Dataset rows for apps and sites
========================================================================

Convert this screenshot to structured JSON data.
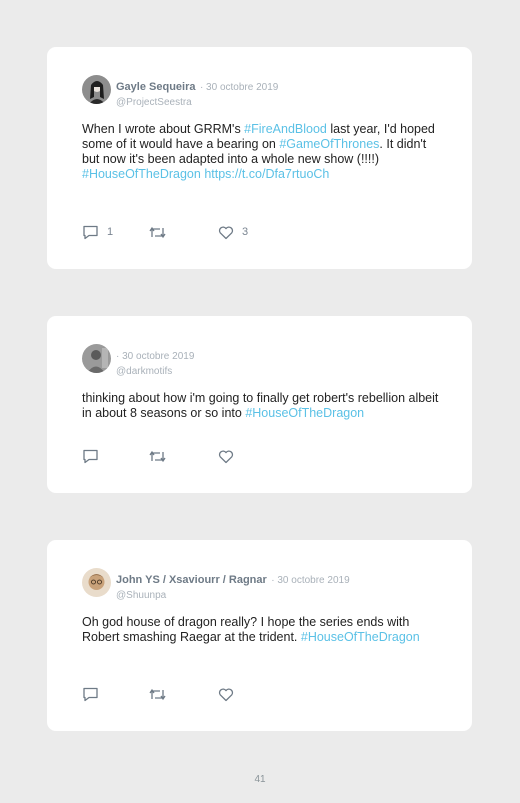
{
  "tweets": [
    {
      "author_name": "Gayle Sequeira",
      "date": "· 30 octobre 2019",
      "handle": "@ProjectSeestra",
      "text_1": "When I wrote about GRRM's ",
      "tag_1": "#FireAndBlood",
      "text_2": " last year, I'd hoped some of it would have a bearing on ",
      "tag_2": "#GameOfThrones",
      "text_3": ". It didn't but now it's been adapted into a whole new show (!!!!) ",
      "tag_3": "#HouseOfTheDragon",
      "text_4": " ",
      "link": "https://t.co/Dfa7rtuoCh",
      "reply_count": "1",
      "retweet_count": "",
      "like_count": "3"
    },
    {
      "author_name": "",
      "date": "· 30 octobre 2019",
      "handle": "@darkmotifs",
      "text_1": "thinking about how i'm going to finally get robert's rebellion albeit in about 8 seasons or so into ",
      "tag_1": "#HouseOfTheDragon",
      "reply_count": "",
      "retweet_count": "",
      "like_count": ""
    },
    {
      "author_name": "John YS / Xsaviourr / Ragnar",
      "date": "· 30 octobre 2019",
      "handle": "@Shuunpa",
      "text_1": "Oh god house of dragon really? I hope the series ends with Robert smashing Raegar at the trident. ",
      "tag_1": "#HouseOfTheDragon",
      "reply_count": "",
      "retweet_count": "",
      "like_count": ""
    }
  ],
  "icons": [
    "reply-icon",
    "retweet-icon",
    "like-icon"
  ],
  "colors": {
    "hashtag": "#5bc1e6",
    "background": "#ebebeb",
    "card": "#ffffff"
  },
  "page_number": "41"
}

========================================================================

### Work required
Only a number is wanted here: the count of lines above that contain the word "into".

### Solution to this exercise
2